    I think you're right in pinpointing the roots of the issue in culturally-instated (or at least maintained) fears taking precedence over the creative potential of love - open-mindedness, acceptance, collaboration... actively creating scenarios of mutual benefit.

    Nonzero, by Robert Wright focuses on a less poetic side of this examination (maybe the opposite side), using the lens of game theory to broadly address biological and cultural evolution. Basically, he describes a tendency of all interacting life processes to gravitate towards non-zero-sum games... games in which both parties benefit (as opposed to zero-sum games, where one must lose for the other to win). This 'natural law' can be witnessed among bacteria, cells within an organisms, animal societies, and everything in between... and it is the basis of the development of culturally-cherished institutions that revolve around love.
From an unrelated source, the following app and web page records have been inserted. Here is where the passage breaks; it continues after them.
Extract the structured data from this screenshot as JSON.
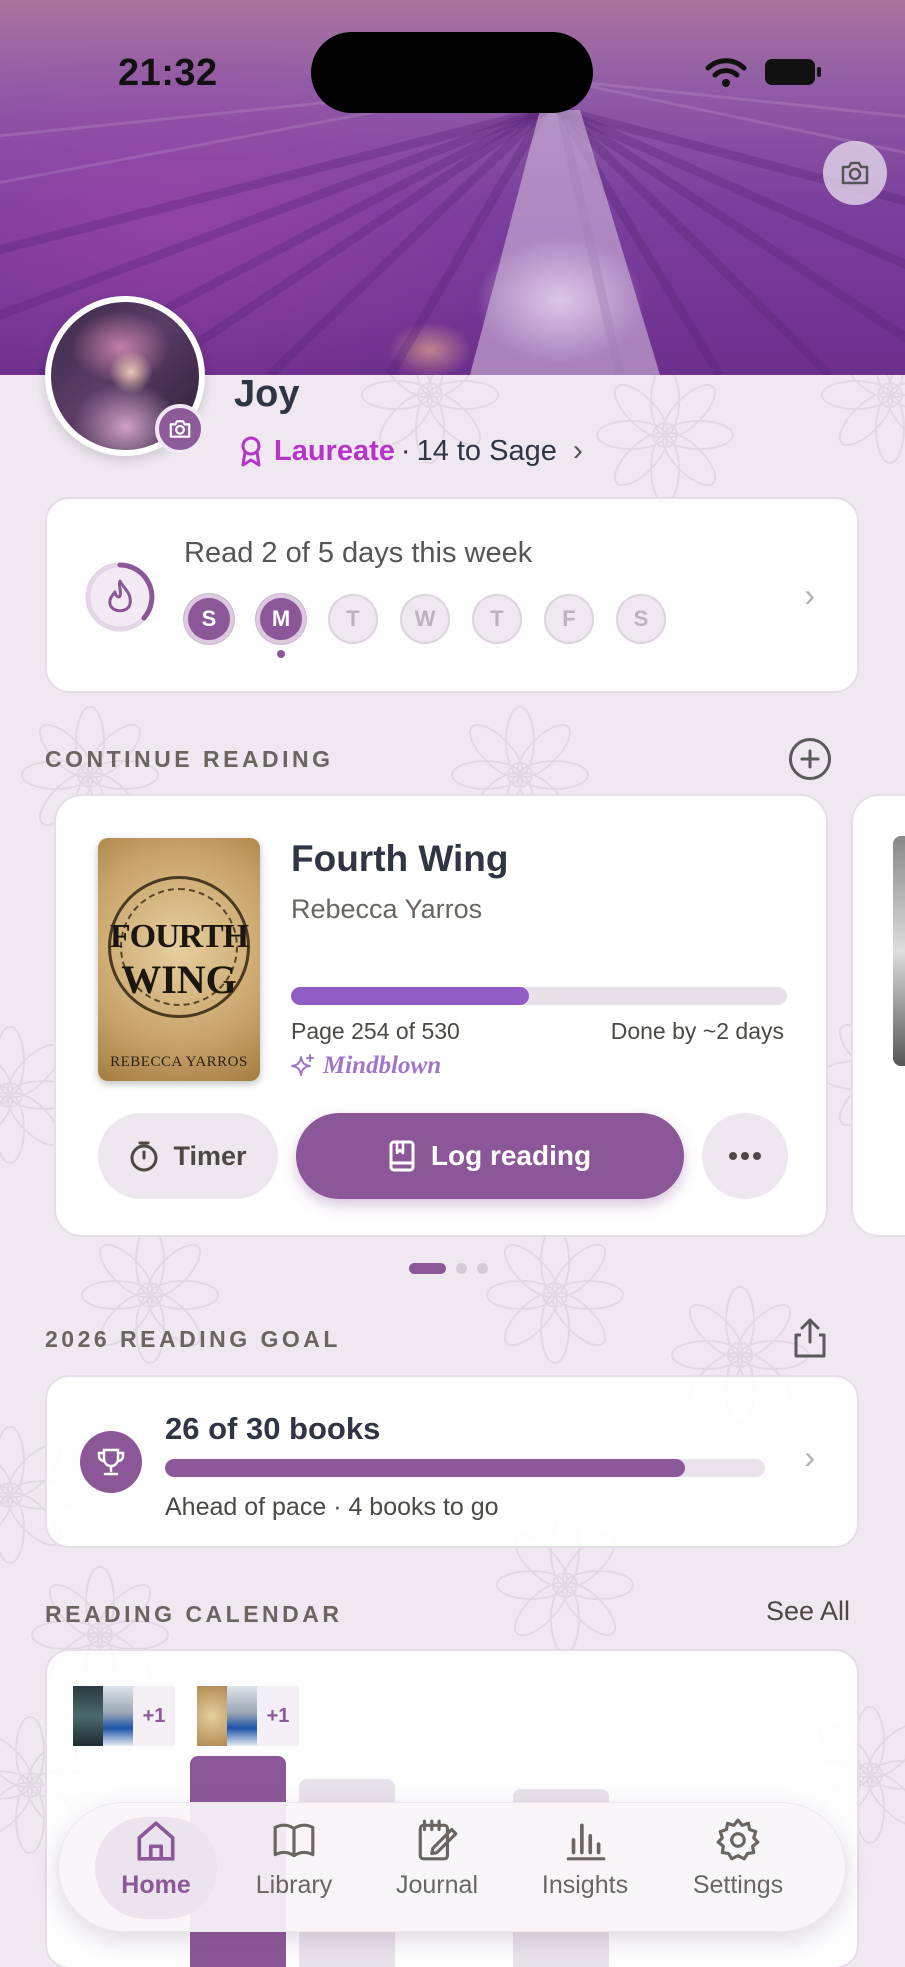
{
  "status_bar": {
    "time": "21:32"
  },
  "profile": {
    "name": "Joy",
    "rank": "Laureate",
    "rank_progress": "14 to Sage",
    "separator": "·"
  },
  "streak": {
    "title": "Read 2 of 5 days this week",
    "days": [
      {
        "label": "S",
        "done": true
      },
      {
        "label": "M",
        "done": true,
        "today": true
      },
      {
        "label": "T",
        "done": false
      },
      {
        "label": "W",
        "done": false
      },
      {
        "label": "T",
        "done": false
      },
      {
        "label": "F",
        "done": false
      },
      {
        "label": "S",
        "done": false
      }
    ]
  },
  "continue_reading": {
    "header": "CONTINUE READING",
    "book": {
      "title": "Fourth Wing",
      "author": "Rebecca Yarros",
      "cover_lines": [
        "FOURTH",
        "WING"
      ],
      "cover_author": "REBECCA YARROS",
      "page_text": "Page 254 of 530",
      "progress_fraction": 0.479,
      "done_by": "Done by ~2 days",
      "mood": "Mindblown"
    },
    "buttons": {
      "timer": "Timer",
      "log": "Log reading"
    },
    "page_count": 3,
    "active_page": 0
  },
  "goal": {
    "header": "2026 READING GOAL",
    "title": "26 of 30 books",
    "progress_fraction": 0.867,
    "subtitle": "Ahead of pace · 4 books to go"
  },
  "calendar": {
    "header": "READING CALENDAR",
    "see_all": "See All",
    "more_badges": [
      "+1",
      "+1"
    ]
  },
  "tabs": [
    {
      "label": "Home",
      "icon": "home-icon",
      "active": true
    },
    {
      "label": "Library",
      "icon": "book-open-icon",
      "active": false
    },
    {
      "label": "Journal",
      "icon": "journal-icon",
      "active": false
    },
    {
      "label": "Insights",
      "icon": "bar-chart-icon",
      "active": false
    },
    {
      "label": "Settings",
      "icon": "gear-icon",
      "active": false
    }
  ],
  "colors": {
    "accent": "#8c5799",
    "rank": "#b535c9",
    "progress": "#8f5dc4"
  }
}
    It may be a stretch for some, but for me it seems evident that there is an impetus compelling the entire progression of life (biological as well as emotional/aesthetic/otherwise metaphysical life created by humans) towards a certain state. And this revolves and depends very deeply on love and other closely corresponding values.

    Of course, it will always be our responsibility to implement love as conscious action. We will not be sustained if we expect divine energy to intercede and rectify as we remain passively disengaged.

    Your writing is thought provoking and encouraging as always, good to see you back.

  6. Stephen, first, thanks for the encouraging words; they do encourage me.

    You've really added to a great comment series going here; I'm especially drawn to your thought about *an (the?)impetus of Life to seek a certain state. I'm going to have fun considering this in contrast to the more common sense of "an impetus to survive".

    And your last paragraph (not your sign-off) WOW! talk about being hit between the eyes with pure density and efficiency.

  7. Haha, thanks!

    I am torn though between recognizing an all-encompassing progression of order... and the possible derogatory effects of focusing on the 'end state' of that progression. I find beauty in exploring the ever mounting and interacting layers of order in life, but on further consideration... I can't imagine that it will ever stop once it reaches a certain state! Either way, I believe it's best to focus on implementing perspectives in order to more so appreciate the richness of the present (like wine!)